Work request -> Give the number of lines in the listing that contain "time", with no other words.

Entries provided ->
■ ■ ■ ■

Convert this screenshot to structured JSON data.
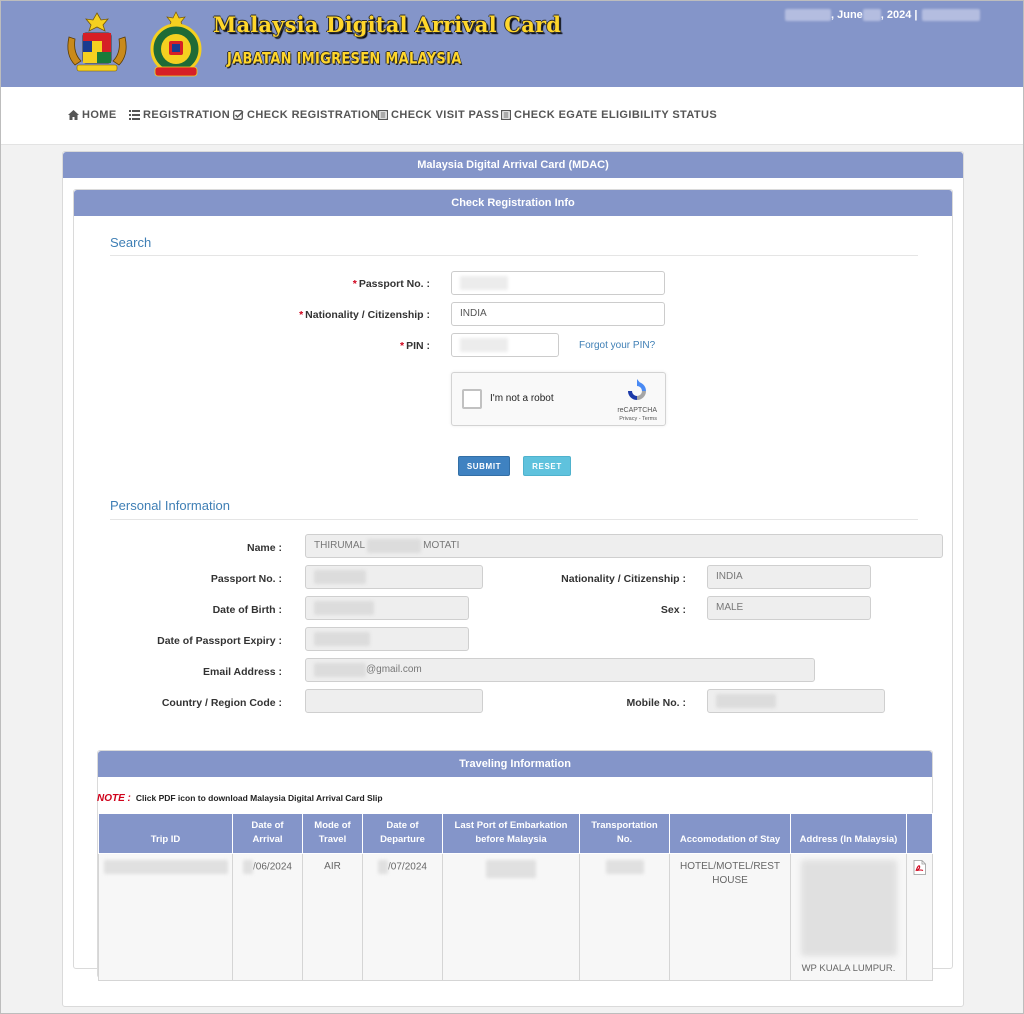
{
  "header": {
    "title": "Malaysia Digital Arrival Card",
    "subtitle": "JABATAN IMIGRESEN MALAYSIA",
    "date_month": ", June ",
    "date_year": ", 2024 |"
  },
  "nav": {
    "items": [
      {
        "label": "HOME",
        "icon": "home-icon"
      },
      {
        "label": "REGISTRATION",
        "icon": "list-icon"
      },
      {
        "label": "CHECK REGISTRATION",
        "icon": "check-square-icon"
      },
      {
        "label": "CHECK VISIT PASS",
        "icon": "form-icon"
      },
      {
        "label": "CHECK EGATE ELIGIBILITY STATUS",
        "icon": "form-icon"
      }
    ]
  },
  "panel": {
    "title": "Malaysia Digital Arrival Card (MDAC)",
    "inner_title": "Check Registration Info"
  },
  "search": {
    "section_title": "Search",
    "passport_label": "Passport No. :",
    "nationality_label": "Nationality / Citizenship :",
    "nationality_value": "INDIA",
    "pin_label": "PIN :",
    "forgot_pin": "Forgot your PIN?",
    "required_mark": "*",
    "captcha": {
      "text": "I'm not a robot",
      "brand": "reCAPTCHA",
      "terms": "Privacy - Terms"
    },
    "submit_label": "SUBMIT",
    "reset_label": "RESET"
  },
  "personal": {
    "section_title": "Personal Information",
    "name_label": "Name :",
    "name_first": "THIRUMAL",
    "name_last": "MOTATI",
    "passport_label": "Passport No. :",
    "nationality_label": "Nationality / Citizenship :",
    "nationality_value": "INDIA",
    "dob_label": "Date of Birth :",
    "sex_label": "Sex :",
    "sex_value": "MALE",
    "expiry_label": "Date of Passport Expiry :",
    "email_label": "Email Address :",
    "email_domain": "@gmail.com",
    "country_code_label": "Country / Region Code :",
    "mobile_label": "Mobile No. :"
  },
  "travel": {
    "title": "Traveling Information",
    "note_label": "NOTE :",
    "note_text": "Click PDF icon to download Malaysia Digital Arrival Card Slip",
    "columns": [
      "Trip ID",
      "Date of Arrival",
      "Mode of Travel",
      "Date of Departure",
      "Last Port of Embarkation before Malaysia",
      "Transportation No.",
      "Accomodation of Stay",
      "Address (In Malaysia)"
    ],
    "row": {
      "arrival": "/06/2024",
      "mode": "AIR",
      "departure": "/07/2024",
      "accommodation": "HOTEL/MOTEL/REST HOUSE",
      "address_city": "WP KUALA LUMPUR."
    }
  },
  "colors": {
    "header_bg": "#8495c9",
    "link": "#3f7fb5",
    "required": "#d0021b",
    "logo_text": "#ffd62b"
  }
}
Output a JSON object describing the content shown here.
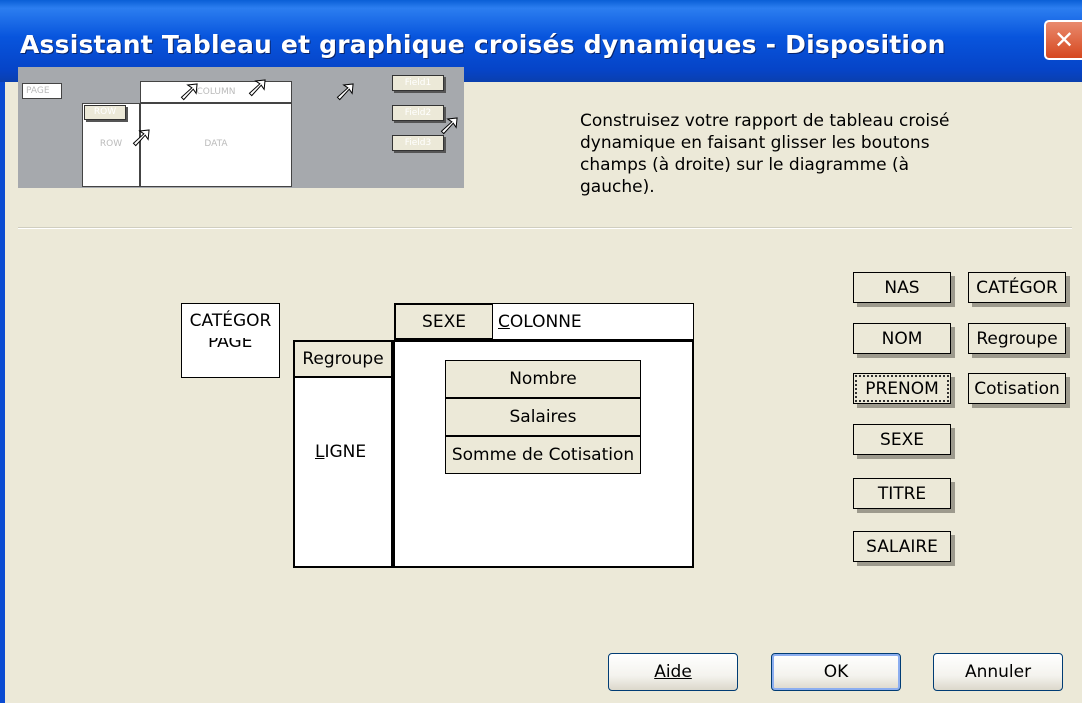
{
  "window": {
    "title": "Assistant Tableau et graphique croisés dynamiques - Disposition",
    "close_glyph": "✕"
  },
  "preview": {
    "page_label": "PAGE",
    "row_label": "ROW",
    "column_label": "COLUMN",
    "data_label": "DATA",
    "row_area_label": "ROW",
    "field_buttons": [
      "Field1",
      "Field2",
      "Field3"
    ]
  },
  "instructions": "Construisez votre rapport de tableau croisé dynamique en faisant glisser les boutons champs (à droite) sur le diagramme (à gauche).",
  "layout": {
    "page_field": "CATÉGOR",
    "page_label": "PAGE",
    "column_field": "SEXE",
    "column_label": "COLONNE",
    "row_field": "Regroupe",
    "row_label": "LIGNE",
    "data_fields": [
      "Nombre",
      "Salaires",
      "Somme de Cotisation"
    ]
  },
  "fields": {
    "col1": [
      "NAS",
      "NOM",
      "PRENOM",
      "SEXE",
      "TITRE",
      "SALAIRE"
    ],
    "col2": [
      "CATÉGOR",
      "Regroupe",
      "Cotisation"
    ],
    "focused": "PRENOM"
  },
  "buttons": {
    "help": "Aide",
    "ok": "OK",
    "cancel": "Annuler"
  }
}
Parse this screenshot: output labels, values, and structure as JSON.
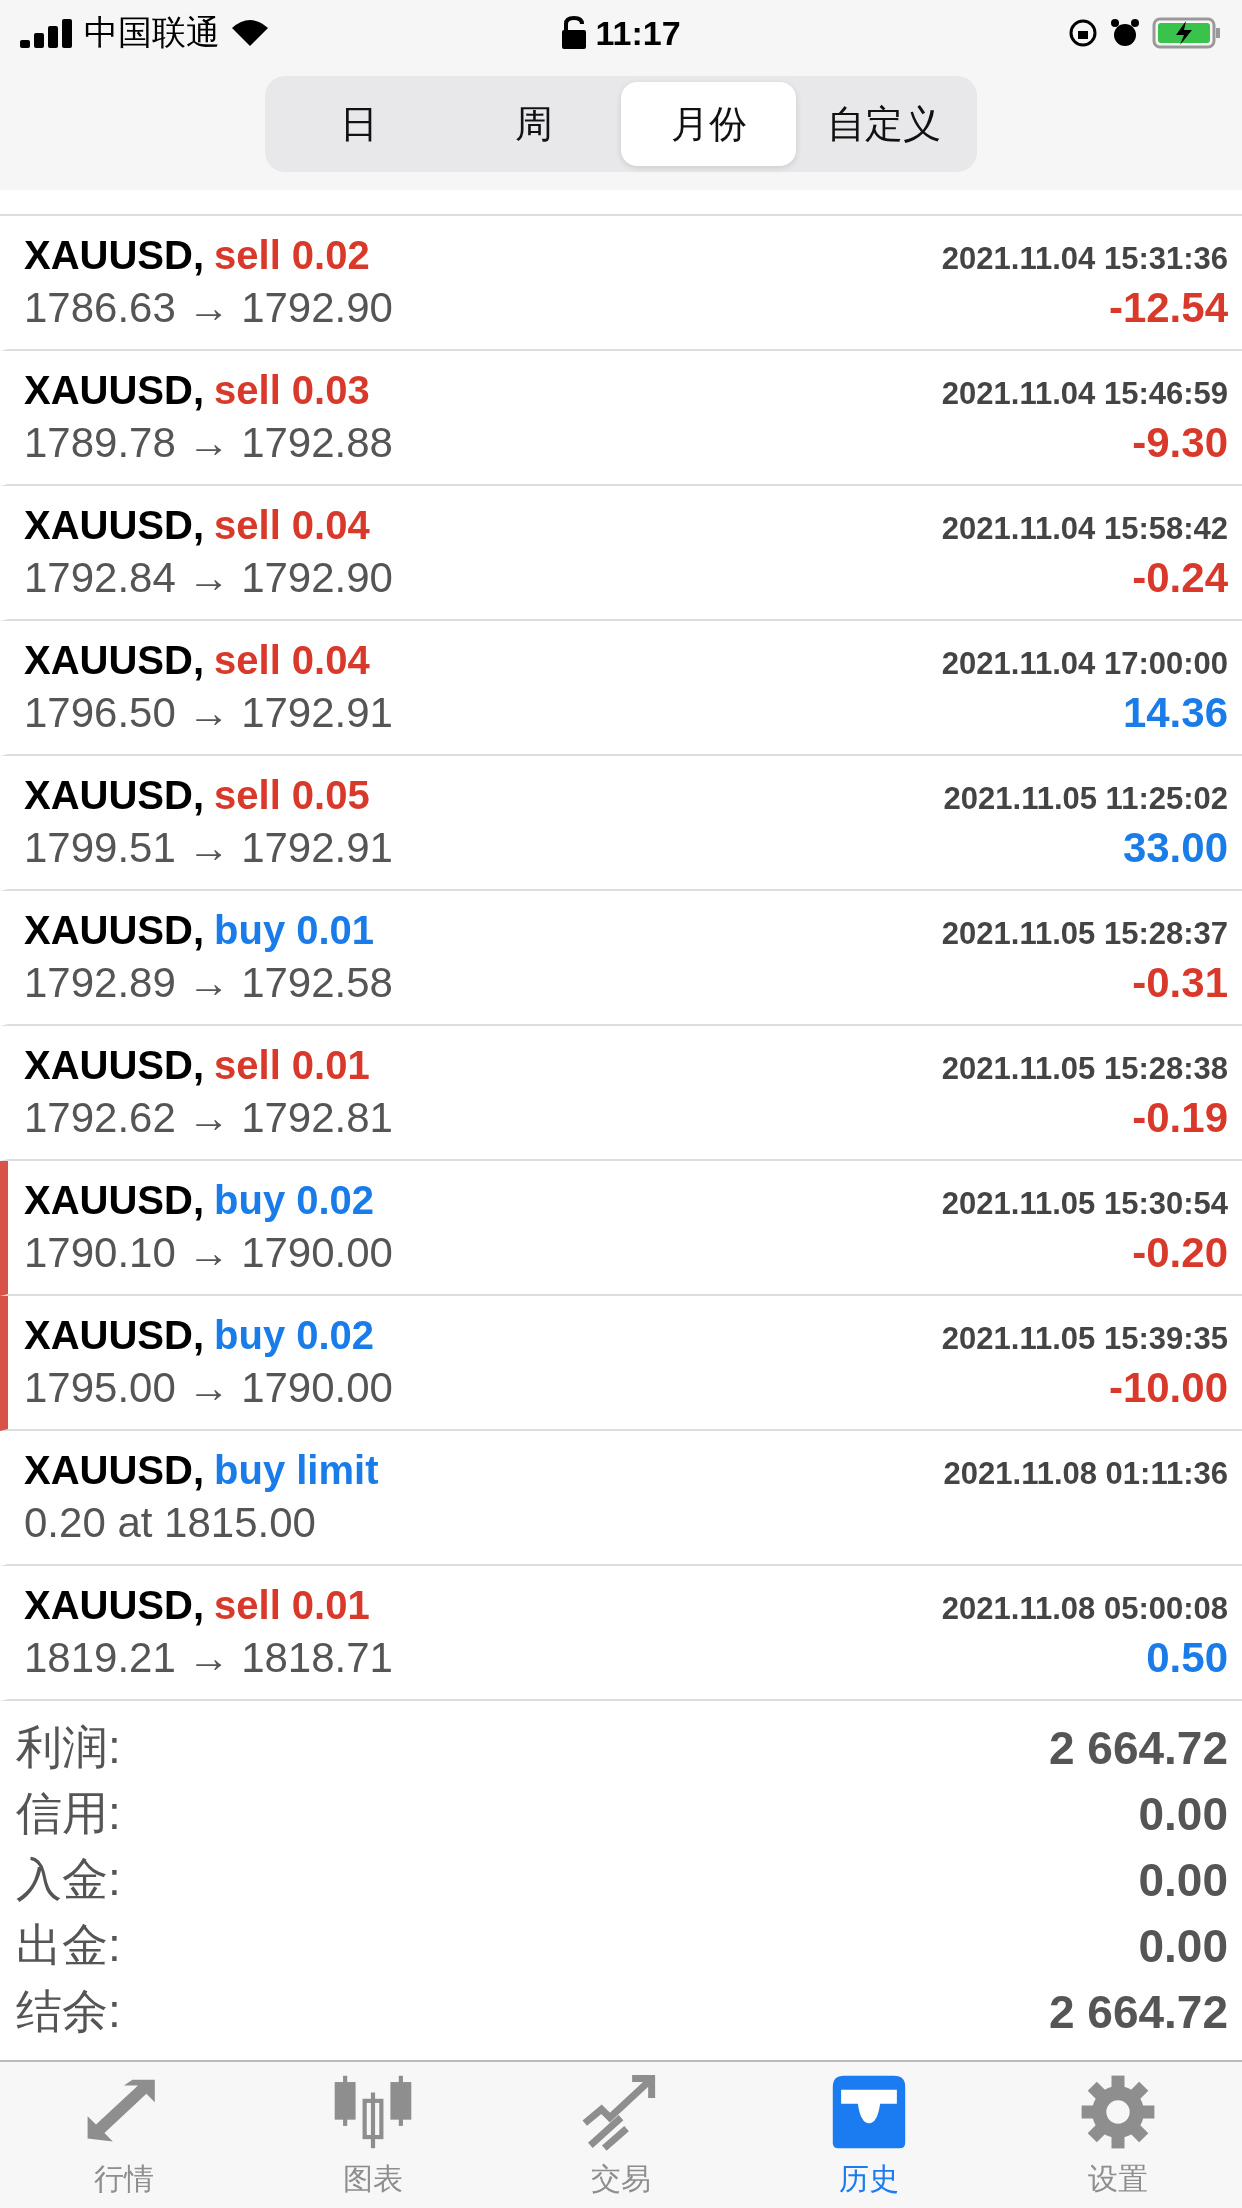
{
  "status_bar": {
    "carrier": "中国联通",
    "time": "11:17"
  },
  "period_tabs": [
    {
      "label": "日",
      "selected": false
    },
    {
      "label": "周",
      "selected": false
    },
    {
      "label": "月份",
      "selected": true
    },
    {
      "label": "自定义",
      "selected": false
    }
  ],
  "deals": [
    {
      "symbol": "XAUUSD,",
      "kind": "sell",
      "order": "sell 0.02",
      "time": "2021.11.04 15:31:36",
      "prices": "1786.63 → 1792.90",
      "profit": {
        "value": "-12.54",
        "kind": "loss"
      },
      "marked": false
    },
    {
      "symbol": "XAUUSD,",
      "kind": "sell",
      "order": "sell 0.03",
      "time": "2021.11.04 15:46:59",
      "prices": "1789.78 → 1792.88",
      "profit": {
        "value": "-9.30",
        "kind": "loss"
      },
      "marked": false
    },
    {
      "symbol": "XAUUSD,",
      "kind": "sell",
      "order": "sell 0.04",
      "time": "2021.11.04 15:58:42",
      "prices": "1792.84 → 1792.90",
      "profit": {
        "value": "-0.24",
        "kind": "loss"
      },
      "marked": false
    },
    {
      "symbol": "XAUUSD,",
      "kind": "sell",
      "order": "sell 0.04",
      "time": "2021.11.04 17:00:00",
      "prices": "1796.50 → 1792.91",
      "profit": {
        "value": "14.36",
        "kind": "gain"
      },
      "marked": false
    },
    {
      "symbol": "XAUUSD,",
      "kind": "sell",
      "order": "sell 0.05",
      "time": "2021.11.05 11:25:02",
      "prices": "1799.51 → 1792.91",
      "profit": {
        "value": "33.00",
        "kind": "gain"
      },
      "marked": false
    },
    {
      "symbol": "XAUUSD,",
      "kind": "buy",
      "order": "buy 0.01",
      "time": "2021.11.05 15:28:37",
      "prices": "1792.89 → 1792.58",
      "profit": {
        "value": "-0.31",
        "kind": "loss"
      },
      "marked": false
    },
    {
      "symbol": "XAUUSD,",
      "kind": "sell",
      "order": "sell 0.01",
      "time": "2021.11.05 15:28:38",
      "prices": "1792.62 → 1792.81",
      "profit": {
        "value": "-0.19",
        "kind": "loss"
      },
      "marked": false
    },
    {
      "symbol": "XAUUSD,",
      "kind": "buy",
      "order": "buy 0.02",
      "time": "2021.11.05 15:30:54",
      "prices": "1790.10 → 1790.00",
      "profit": {
        "value": "-0.20",
        "kind": "loss"
      },
      "marked": true
    },
    {
      "symbol": "XAUUSD,",
      "kind": "buy",
      "order": "buy 0.02",
      "time": "2021.11.05 15:39:35",
      "prices": "1795.00 → 1790.00",
      "profit": {
        "value": "-10.00",
        "kind": "loss"
      },
      "marked": true
    },
    {
      "symbol": "XAUUSD,",
      "kind": "buy",
      "order": "buy limit",
      "time": "2021.11.08 01:11:36",
      "prices": "0.20 at 1815.00",
      "marked": false
    },
    {
      "symbol": "XAUUSD,",
      "kind": "sell",
      "order": "sell 0.01",
      "time": "2021.11.08 05:00:08",
      "prices": "1819.21 → 1818.71",
      "profit": {
        "value": "0.50",
        "kind": "gain"
      },
      "marked": false
    }
  ],
  "summary": [
    {
      "label": "利润:",
      "value": "2 664.72"
    },
    {
      "label": "信用:",
      "value": "0.00"
    },
    {
      "label": "入金:",
      "value": "0.00"
    },
    {
      "label": "出金:",
      "value": "0.00"
    },
    {
      "label": "结余:",
      "value": "2 664.72"
    }
  ],
  "tab_bar": [
    {
      "kind": "quotes",
      "label": "行情",
      "selected": false
    },
    {
      "kind": "chart",
      "label": "图表",
      "selected": false
    },
    {
      "kind": "trade",
      "label": "交易",
      "selected": false
    },
    {
      "kind": "history",
      "label": "历史",
      "selected": true
    },
    {
      "kind": "settings",
      "label": "设置",
      "selected": false
    }
  ]
}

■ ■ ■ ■

Exercise response -> 12